A group of 16 participants attending the Baptist World Alliance® (BWA) Annual Gathering in Jamaica took the opportunity to tour a number of historical sites significant to Baptists on the Caribbean island.
Visits were made to the site of the first Baptist church in western Jamaica, founded in 1791 by Moses Baker, a former African American slave who had moved to the island. Baptist witness had begun in Jamaica in 1783 under the leadership of another African American, George Liele, who planted the first church in Kingston, Jamaica’s capital.
Locations associated with Baptist deacon and Jamaican National Hero Samuel Sharpe were part of the tour. These included Burchell Baptist Church in Montego Bay where Sharpe was a deacon and where it is believed his remains are interred under the pulpit; as well as Sam Sharpe Square in the heart of the city where there is a monument in his honor and another monument listing the names of those who were punished for their roles in the slave revolt that Sharpe led in the 1830s.
The group went to the William Knibb Memorial Baptist Church in Falmouth, named after perhaps the most well known missionary to Jamaica who was at the forefront of the anti-slavery movement in the former British colony.
Another stop was made at Calabar, site of what is believed to be the first Baptist theological college for black pastors in the western hemisphere. The school was founded in 1843 and later closed its doors to join theological training institutions of other Christian traditions to create the United Theological College of the West Indies in 1966.
The final stop was at the St. Ann’s Bay Baptist Church where the group gathered for a short prayer at the site where tradition holds that chains, shackles and other implements of slavery were buried the night slavery was abolished in the British Empire in 1838.
Another group of 14 attendees at the Annual Gathering, which included Baptist World Aid Director Rothangliani Chhangte, visited a BWAid-funded project in the inner city community of Jones Town in Kingston. “Farming inna di City” (Farming in the city) is an agricultural project of the Jones Town Baptist Church in association with the Jamaica Baptist Union Mission Agency, with collaboration from the Bethel Baptist Church Thrift Cooperative Society and the government’s Rural Agricultural Development Authority.
Its aim is to bring about urban renewal, food security, economic independence, educational development and to transform the lives of inner city residents through skills training and gainful employment. The project, which is in its second year, provides 12 persons and their families with a source of income and food.
The group also went to the One Hundred Lane and Park Lane communities. Both communities, which adjoin each other, have a history of violent rivalry that has resulted in deaths, injuries and the burning of properties. Intervention by the JBU beginning in 2002 through monthly meetings, worship services, Sunday School, Vacation Bible School, evangelism, health services, education, financial assistance and other forms of help, has led to the ending of the violence.
“It is our intention to continue these kinds of visits at future BWA Annual Gatherings where there are BWAid-supported projects,” Chhangte said. “It is an important way to identify with those who have been touched by Baptists around the world.”

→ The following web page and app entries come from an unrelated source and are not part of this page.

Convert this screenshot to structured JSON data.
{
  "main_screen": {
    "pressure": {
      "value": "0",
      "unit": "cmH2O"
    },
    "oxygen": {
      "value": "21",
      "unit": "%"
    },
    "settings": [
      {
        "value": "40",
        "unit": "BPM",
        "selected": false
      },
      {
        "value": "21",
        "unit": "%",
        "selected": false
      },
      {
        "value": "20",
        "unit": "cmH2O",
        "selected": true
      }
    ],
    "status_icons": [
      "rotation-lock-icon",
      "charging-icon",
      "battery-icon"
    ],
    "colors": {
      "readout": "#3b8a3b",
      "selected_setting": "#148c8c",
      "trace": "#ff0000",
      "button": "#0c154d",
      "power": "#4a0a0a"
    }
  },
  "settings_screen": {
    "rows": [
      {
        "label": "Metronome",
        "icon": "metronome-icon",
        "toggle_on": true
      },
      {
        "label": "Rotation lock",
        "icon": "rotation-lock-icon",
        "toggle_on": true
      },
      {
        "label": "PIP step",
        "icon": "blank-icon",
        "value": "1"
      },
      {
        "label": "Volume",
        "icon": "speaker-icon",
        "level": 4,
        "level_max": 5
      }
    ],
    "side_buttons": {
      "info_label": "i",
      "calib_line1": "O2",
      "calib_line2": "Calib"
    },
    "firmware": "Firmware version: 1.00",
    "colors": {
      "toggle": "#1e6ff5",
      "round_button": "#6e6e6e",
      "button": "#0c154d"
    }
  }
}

More than 400 Baptist leaders, theologians, teachers, pastors and others from 40 countries are in Jamaica for the BWA Annual Gathering from July 1-6 in the north coast town of Ocho Rios.
Baptist World Alliance®
© July 4, 2013